A series of partnerships between the provincial government and 13 public post-secondary institutions will increase the schools’ capacity for work-integrated learning experiences, including the Nicola Valley Institute of Technology’s co-op program.

According to a press release by the province, work-integrated learning is a model and process of hands-on education, which formally and intentionally integrates education studies within a workplace or practice, and applied setting. Examples of work-integrated learning include applied research projects, apprenticeships, co-ops, clinical placements, practicums, and community-service-learning opportunities.

“Work-integrated learning helps future workers access the hands-on experience they need to launch their careers,” said Selina Robinson, minister of post-secondary education and future skills. “These placements give people valuable opportunities to apply what they learn in the classroom to real-world settings and benefit employers by having workers who they train and can become potential new employees.”

NVIT’s co-op placement matches students and employers to help facilitate on-the job training and learning experiences, as students explore potential career paths and gain valuable work experience. Employment terms are generally four to eight months in duration, and allow businesses to access new talent, and students to earn money towards tuition and other costs while they complete their education. 

The local technology institute is one of 13 post-secondary institutions in the province to receive funding through the new provincial partnerships, which will see a total of $4.5 million distributed over the next three years. The province said that the investment will reduce barriers to entry for students in more rural areas, as smaller institutions can experience challenges providing work-integrated learning opportunities for budgetary reasons.

A student at Victoria’s Camosun College, another school receiving the new funding, said co-op education has been a game-changer for her education.

“Co-op education has been truly transformational for me, providing invaluable experiences and opportunities to grow both personally and professionally,” said Molly Mifsud, college co-op student of the year with the Association for Co-operative Education and Work-Integrated Learning in BC/Yukon. 

“Combining classroom learning with real-world work experiences, I have witnessed the power of co-op in enhancing my skills, shaping my career path and igniting my passion for making a difference. It has shown me that my true calling is psychology, where I can use my skills and experiences to help others be their best selves.”

The province added in its release that the new funding is a part of its ‘StrongerBC: Future Ready Action Plan,’ which looks to grow the B.C. economy and help close the skills gap many businesses are facing.
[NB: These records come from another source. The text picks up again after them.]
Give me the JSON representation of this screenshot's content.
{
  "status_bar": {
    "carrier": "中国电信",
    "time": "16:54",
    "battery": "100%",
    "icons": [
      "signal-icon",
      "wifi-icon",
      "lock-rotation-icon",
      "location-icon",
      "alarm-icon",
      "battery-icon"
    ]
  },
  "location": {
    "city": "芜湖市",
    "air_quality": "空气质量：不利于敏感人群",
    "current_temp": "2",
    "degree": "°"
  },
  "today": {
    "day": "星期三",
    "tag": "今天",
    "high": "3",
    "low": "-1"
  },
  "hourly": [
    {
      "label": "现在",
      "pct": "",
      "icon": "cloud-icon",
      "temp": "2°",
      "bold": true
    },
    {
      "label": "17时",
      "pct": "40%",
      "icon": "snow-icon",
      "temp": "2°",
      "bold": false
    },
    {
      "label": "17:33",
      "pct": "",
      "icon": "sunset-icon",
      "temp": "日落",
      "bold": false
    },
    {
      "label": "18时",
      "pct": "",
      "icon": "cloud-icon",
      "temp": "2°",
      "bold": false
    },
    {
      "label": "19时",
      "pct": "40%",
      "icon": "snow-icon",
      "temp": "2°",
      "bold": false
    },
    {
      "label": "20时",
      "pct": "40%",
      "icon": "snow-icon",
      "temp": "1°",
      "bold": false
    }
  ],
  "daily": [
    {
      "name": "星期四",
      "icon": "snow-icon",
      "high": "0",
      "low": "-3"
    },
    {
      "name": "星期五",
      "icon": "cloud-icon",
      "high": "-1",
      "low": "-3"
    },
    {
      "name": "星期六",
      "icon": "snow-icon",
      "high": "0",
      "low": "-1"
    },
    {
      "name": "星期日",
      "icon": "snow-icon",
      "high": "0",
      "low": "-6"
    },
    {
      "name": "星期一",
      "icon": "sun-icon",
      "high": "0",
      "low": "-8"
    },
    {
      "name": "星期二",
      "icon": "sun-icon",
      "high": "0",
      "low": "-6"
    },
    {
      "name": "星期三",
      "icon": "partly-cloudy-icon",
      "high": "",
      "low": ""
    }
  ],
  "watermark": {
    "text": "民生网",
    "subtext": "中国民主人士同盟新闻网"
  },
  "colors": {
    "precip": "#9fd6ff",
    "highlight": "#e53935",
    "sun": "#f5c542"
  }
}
The action plan includes $480 million in investments over three years to eliminate financial and other barriers to post-secondary training.